We examined the potential suitability of a range and seal and seabird species to provide data on the spatial and temporal variability of their prey resources within and outside the main pilchard-fishing zone (PFZ) within the eastern GAB ecosystem. For each of these species we also assessed a range of population status, reproduction success and foraging parameters that could potentially be monitored at sites within and outside the PFZ. Each of these was discussed with respect to previous studies that had demonstrated their use, and the practical/logistic feasibility of undertaking such monitoring in a systematic fashion at a range of suitable sites.
A preliminary conceptual and trophodynamic model for the pelagic waters in the eastern GAB ecosystem was developed to describe and facilitate an understanding of the structure and dynamics of the food web in the region. An Ecopath model was developed that incorporated all available data. A preliminary conceptual food-web model was also developed, based on trophic levels and interactions. There was considerable uncertainty in many of the parameters and dietary profiles entered into the Ecopath model and as a consequence considerable adjustments were required in order to balance it. Most notable were adjustments to the dietary composition of fur seals (highest trophic level), and the biomass of little penguins and shearwaters. Additional modifications had to be made to the biomass of the tuna and kingfish/samsonfish groups, and it is likely that the modified parameters used were unrealistic. In addition, due to paucity of data, some species were amalgamated into groups that in future should be separated. Groups such as benthic and pelagic sharks have not been included.

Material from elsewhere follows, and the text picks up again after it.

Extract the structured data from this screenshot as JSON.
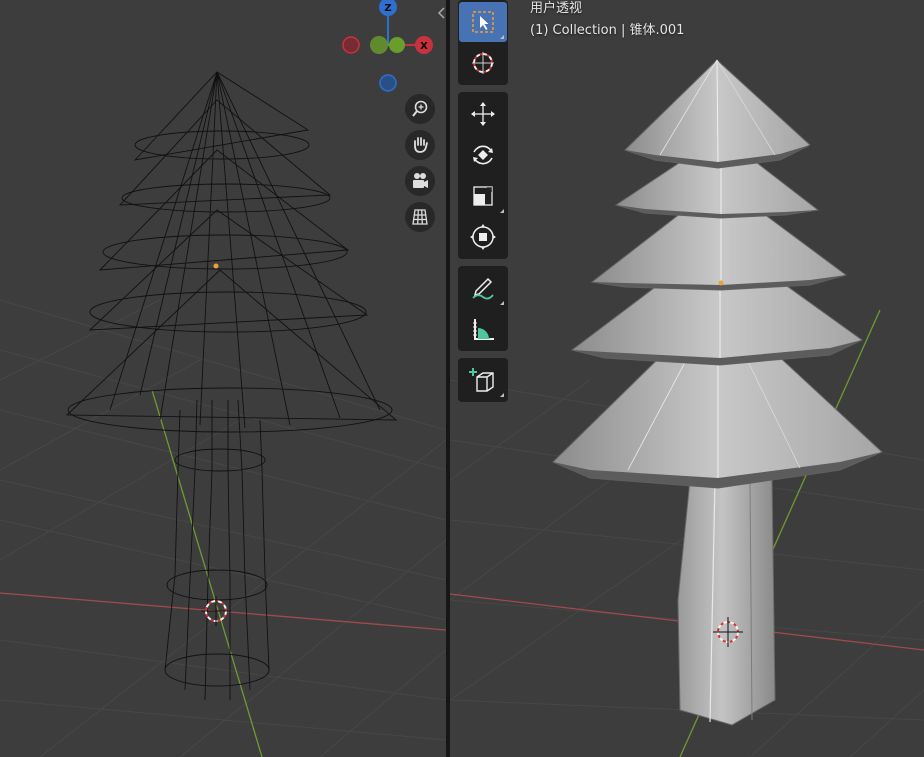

As this model is only in the developmental stage, it is not yet capable of providing quantitative predictions. It does, however, provide a useful framework within which the complex nature of trophic interactions between species groups can be conceptualised and importantly help to identify data-poor components. Already, this approach has revealed major gaps in data on the biomass of species groups and their trophic interactions, which will form the focus of studies to be undertaken as part of the long-term project, detailed in an FRDC proposal for funding 2005.